- The state is facing a looming budget deficit, meaning it will have to raise revenue, most likely in the form of new or increased taxes. Dinowitz said concerns that tax increases would drive businesses out of New York State were baseless; as evidence he cited the fact that during recent years, after previous administrations reduced taxes, no businesses came into the state. Biaggi asserted that if the legislature did not pass the proposed pied-a-terre tax (an annual tax on second homes worth more than five million dollars) this year, “shame on us.”
- Members of the audience attacked the revised campaign finance law as insufficient. Both representatives agreed that it fell short of ideal, but said it was a step in the right direction. While it did reduce the maximum contributions that could be made by individuals, both representatives felt the limit should be lower still.
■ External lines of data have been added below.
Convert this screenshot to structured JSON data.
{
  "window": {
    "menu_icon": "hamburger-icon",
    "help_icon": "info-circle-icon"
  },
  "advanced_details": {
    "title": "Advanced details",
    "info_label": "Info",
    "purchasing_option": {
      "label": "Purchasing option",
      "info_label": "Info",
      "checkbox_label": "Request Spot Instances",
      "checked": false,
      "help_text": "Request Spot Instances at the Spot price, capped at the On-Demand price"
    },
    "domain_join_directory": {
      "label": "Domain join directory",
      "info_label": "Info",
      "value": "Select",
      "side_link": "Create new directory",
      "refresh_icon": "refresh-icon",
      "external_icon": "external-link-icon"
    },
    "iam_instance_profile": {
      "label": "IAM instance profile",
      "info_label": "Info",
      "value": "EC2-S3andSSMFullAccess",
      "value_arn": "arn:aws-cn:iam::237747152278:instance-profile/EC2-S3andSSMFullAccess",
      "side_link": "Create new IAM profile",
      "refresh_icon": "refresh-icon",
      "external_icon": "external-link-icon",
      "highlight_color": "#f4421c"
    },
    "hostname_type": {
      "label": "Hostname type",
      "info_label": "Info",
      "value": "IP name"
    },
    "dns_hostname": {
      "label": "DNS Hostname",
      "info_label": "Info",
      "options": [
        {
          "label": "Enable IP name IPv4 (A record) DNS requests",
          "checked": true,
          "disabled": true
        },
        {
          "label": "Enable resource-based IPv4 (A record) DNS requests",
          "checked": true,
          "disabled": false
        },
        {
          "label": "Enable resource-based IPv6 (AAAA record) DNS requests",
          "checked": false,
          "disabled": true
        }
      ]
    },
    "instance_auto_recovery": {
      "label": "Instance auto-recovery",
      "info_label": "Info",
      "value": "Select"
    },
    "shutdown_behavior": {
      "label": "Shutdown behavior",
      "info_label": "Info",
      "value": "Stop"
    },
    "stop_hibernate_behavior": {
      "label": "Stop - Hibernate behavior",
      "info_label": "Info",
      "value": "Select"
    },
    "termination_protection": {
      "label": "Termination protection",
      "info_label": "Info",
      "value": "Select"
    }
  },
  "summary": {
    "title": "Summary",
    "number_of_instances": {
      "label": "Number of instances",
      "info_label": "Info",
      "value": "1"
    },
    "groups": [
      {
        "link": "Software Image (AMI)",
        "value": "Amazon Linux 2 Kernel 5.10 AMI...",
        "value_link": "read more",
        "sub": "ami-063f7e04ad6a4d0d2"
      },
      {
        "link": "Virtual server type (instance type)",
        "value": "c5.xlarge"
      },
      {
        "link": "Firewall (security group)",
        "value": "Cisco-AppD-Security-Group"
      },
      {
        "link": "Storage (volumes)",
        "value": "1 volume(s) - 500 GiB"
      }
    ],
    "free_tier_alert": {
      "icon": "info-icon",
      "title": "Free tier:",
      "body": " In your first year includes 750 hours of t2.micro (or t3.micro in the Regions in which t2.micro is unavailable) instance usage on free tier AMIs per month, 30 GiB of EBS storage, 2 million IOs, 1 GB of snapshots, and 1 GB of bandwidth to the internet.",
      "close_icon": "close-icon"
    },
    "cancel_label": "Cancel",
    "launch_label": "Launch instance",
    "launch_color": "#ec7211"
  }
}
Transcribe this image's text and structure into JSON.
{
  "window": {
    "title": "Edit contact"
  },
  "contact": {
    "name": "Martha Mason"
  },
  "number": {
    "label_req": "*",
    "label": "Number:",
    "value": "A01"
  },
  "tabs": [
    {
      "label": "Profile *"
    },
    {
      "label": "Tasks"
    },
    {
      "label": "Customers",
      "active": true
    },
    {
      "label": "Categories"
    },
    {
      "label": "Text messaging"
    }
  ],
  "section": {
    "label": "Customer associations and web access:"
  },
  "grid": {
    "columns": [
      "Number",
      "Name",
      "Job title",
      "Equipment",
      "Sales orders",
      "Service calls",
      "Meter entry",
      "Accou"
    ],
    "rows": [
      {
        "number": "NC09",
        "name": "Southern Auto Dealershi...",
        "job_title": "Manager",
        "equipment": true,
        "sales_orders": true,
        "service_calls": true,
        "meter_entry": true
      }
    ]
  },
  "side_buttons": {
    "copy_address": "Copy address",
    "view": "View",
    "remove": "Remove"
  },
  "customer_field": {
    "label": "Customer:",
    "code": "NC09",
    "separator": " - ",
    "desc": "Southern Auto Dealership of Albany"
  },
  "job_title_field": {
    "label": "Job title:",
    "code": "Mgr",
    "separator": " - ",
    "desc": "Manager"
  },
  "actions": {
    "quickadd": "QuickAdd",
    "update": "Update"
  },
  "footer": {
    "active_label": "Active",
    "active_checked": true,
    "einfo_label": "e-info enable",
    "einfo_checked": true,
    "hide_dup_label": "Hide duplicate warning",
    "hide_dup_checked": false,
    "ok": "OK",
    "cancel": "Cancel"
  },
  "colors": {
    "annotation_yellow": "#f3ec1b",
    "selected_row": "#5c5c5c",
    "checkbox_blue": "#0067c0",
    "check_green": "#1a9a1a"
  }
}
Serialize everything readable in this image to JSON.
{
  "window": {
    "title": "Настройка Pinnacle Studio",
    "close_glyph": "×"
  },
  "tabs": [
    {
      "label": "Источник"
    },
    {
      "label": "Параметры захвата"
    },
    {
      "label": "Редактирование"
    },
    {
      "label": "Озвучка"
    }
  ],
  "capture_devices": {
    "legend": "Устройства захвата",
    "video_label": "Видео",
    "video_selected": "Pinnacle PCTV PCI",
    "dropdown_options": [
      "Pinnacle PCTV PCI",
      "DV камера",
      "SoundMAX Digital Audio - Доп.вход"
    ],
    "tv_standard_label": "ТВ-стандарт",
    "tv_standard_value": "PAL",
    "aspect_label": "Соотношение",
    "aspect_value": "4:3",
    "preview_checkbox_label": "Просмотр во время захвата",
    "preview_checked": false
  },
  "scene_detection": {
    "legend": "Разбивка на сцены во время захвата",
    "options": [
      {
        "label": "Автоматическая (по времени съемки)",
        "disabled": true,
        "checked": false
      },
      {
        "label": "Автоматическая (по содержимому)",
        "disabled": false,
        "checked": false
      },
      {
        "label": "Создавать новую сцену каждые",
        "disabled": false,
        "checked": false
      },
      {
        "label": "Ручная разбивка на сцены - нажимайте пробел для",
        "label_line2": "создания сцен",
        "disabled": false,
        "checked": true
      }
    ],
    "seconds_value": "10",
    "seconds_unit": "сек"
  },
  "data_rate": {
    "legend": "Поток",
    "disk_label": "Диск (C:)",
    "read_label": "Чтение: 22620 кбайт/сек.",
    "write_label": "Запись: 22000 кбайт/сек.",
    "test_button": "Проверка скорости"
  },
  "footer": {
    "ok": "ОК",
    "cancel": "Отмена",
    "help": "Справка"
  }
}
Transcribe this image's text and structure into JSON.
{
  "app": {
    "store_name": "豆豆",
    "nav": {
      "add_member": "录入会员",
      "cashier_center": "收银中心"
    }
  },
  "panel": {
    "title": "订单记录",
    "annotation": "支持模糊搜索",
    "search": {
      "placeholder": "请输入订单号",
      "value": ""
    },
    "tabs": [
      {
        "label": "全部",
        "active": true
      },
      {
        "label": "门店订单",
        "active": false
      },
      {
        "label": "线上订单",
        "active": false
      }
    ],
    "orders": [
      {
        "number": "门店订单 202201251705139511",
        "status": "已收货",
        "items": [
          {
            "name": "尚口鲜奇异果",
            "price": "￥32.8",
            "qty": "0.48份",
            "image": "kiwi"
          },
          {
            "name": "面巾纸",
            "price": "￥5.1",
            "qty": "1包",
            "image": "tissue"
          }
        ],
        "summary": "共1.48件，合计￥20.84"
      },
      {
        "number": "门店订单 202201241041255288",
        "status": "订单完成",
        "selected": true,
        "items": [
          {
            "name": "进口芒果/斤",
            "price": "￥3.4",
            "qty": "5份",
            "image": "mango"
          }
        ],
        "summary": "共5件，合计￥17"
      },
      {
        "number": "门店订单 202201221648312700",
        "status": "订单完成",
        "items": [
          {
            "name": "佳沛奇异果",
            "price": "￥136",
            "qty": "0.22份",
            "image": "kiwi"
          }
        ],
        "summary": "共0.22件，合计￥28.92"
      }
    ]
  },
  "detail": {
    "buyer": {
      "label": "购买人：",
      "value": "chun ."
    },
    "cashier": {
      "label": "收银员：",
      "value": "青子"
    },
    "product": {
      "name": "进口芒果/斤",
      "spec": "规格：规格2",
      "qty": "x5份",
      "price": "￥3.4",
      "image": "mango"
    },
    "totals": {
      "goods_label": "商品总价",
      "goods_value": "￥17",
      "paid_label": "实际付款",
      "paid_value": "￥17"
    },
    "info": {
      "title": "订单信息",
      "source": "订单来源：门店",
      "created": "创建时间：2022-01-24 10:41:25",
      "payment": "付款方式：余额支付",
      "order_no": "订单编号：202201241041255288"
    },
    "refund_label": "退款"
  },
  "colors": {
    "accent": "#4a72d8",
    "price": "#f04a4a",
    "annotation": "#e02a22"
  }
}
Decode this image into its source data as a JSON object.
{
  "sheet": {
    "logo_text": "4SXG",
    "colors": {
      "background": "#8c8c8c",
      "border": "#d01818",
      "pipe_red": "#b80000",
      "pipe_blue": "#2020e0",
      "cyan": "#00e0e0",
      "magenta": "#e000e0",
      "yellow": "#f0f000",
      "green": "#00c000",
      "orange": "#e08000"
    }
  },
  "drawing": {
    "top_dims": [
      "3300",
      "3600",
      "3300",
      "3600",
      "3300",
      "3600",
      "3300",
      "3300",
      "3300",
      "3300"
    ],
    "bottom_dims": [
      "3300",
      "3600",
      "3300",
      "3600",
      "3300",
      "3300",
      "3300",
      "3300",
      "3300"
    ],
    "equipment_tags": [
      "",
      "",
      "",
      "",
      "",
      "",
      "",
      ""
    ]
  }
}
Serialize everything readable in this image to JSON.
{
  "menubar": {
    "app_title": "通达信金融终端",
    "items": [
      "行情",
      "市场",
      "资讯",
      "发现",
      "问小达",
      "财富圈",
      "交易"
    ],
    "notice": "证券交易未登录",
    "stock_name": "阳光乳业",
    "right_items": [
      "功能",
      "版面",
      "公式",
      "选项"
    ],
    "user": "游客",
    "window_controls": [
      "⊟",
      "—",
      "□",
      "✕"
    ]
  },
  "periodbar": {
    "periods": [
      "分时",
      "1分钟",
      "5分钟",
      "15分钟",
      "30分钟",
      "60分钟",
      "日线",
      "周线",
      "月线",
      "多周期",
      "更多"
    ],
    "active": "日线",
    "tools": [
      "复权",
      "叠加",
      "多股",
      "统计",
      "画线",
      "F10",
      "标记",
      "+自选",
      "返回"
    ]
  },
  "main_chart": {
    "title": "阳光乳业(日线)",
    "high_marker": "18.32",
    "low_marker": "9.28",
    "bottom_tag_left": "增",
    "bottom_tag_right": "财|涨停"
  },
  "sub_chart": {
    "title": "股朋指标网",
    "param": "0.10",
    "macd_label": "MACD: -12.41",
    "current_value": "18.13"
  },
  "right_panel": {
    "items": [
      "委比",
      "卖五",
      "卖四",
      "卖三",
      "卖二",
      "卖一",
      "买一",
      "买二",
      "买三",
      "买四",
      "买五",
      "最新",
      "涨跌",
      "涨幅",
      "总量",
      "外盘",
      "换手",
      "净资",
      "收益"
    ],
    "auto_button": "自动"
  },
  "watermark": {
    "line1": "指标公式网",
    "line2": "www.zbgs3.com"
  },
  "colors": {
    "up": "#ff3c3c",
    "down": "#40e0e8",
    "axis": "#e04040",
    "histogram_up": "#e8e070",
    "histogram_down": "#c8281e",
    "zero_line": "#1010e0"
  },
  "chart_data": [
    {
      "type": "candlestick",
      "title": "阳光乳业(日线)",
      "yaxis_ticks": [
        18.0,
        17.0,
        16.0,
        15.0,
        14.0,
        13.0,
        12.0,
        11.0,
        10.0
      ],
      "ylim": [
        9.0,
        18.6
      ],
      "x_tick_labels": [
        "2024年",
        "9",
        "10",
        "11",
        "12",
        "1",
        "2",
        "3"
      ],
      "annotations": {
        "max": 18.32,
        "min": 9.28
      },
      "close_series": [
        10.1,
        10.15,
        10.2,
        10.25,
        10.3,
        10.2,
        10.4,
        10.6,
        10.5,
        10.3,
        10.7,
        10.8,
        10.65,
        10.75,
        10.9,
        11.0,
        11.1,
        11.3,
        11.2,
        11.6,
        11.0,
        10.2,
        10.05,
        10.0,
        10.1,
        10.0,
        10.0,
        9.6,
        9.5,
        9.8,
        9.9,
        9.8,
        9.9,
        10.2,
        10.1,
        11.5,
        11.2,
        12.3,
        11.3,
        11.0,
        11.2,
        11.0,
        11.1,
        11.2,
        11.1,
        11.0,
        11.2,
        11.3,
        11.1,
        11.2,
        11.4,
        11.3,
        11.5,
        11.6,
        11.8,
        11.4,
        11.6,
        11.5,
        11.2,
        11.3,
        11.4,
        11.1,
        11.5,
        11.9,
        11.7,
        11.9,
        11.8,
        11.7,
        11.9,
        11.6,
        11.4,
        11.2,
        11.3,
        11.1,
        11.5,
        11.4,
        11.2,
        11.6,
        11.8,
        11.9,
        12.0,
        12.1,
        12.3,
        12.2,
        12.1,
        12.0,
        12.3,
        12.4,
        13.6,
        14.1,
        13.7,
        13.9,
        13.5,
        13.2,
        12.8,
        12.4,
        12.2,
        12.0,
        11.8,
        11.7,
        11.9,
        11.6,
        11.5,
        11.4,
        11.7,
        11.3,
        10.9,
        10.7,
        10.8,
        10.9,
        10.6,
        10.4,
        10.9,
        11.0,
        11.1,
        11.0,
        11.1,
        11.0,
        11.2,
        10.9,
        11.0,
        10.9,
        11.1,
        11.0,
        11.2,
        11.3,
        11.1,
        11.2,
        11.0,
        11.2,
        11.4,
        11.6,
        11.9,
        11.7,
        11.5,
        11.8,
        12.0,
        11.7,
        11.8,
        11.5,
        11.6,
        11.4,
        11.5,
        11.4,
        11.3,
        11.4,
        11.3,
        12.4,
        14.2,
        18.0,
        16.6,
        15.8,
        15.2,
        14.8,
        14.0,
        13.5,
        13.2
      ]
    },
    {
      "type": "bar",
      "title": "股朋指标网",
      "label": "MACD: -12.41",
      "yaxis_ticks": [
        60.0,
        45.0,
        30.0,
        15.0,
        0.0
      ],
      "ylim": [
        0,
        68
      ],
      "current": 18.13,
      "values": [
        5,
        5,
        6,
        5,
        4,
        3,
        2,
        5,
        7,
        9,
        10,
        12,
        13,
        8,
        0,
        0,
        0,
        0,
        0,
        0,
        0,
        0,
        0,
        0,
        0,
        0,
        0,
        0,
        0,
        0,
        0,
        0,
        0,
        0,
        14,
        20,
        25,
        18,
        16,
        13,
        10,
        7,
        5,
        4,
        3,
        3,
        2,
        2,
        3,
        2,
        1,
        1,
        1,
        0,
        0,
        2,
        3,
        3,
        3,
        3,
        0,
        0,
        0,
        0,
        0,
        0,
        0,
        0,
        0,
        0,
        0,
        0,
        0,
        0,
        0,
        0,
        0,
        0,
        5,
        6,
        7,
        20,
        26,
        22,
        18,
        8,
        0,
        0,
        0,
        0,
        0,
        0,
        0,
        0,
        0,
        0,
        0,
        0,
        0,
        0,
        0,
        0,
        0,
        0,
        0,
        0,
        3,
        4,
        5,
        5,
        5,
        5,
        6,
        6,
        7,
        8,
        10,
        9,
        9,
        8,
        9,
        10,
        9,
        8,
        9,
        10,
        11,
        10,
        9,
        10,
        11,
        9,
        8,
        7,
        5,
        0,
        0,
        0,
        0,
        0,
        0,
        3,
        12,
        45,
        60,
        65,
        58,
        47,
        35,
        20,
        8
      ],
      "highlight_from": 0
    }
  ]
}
Both representatives condemned the component of the law raising the required number of votes that third parties must poll in order to remain on the ballot as a transparent blow against the Working Families Party.
- Speakers criticized the state education budget as too low. Biaggi asserted that the legislature and the public need to be more creative to solve this lack of funding.
- Both legislators expressed optimism that the New York Health Act will be passed this year, while at the same time acknowledging the challenges ahead as they face a powerful lobby from the insurance industry. They are convinced that even if it is not passed this year, it will eventually become law.
- Dinowitz informed the meeting that the legislature has included funding in the current budget to support the 2020 Census in order to reduce the likelihood that New York will be undercounted as we have in the past. Undercounting not only results in fewer representatives in Congress; it also means fewer dollars from social service programs are routed to New York neighborhoods that badly need it.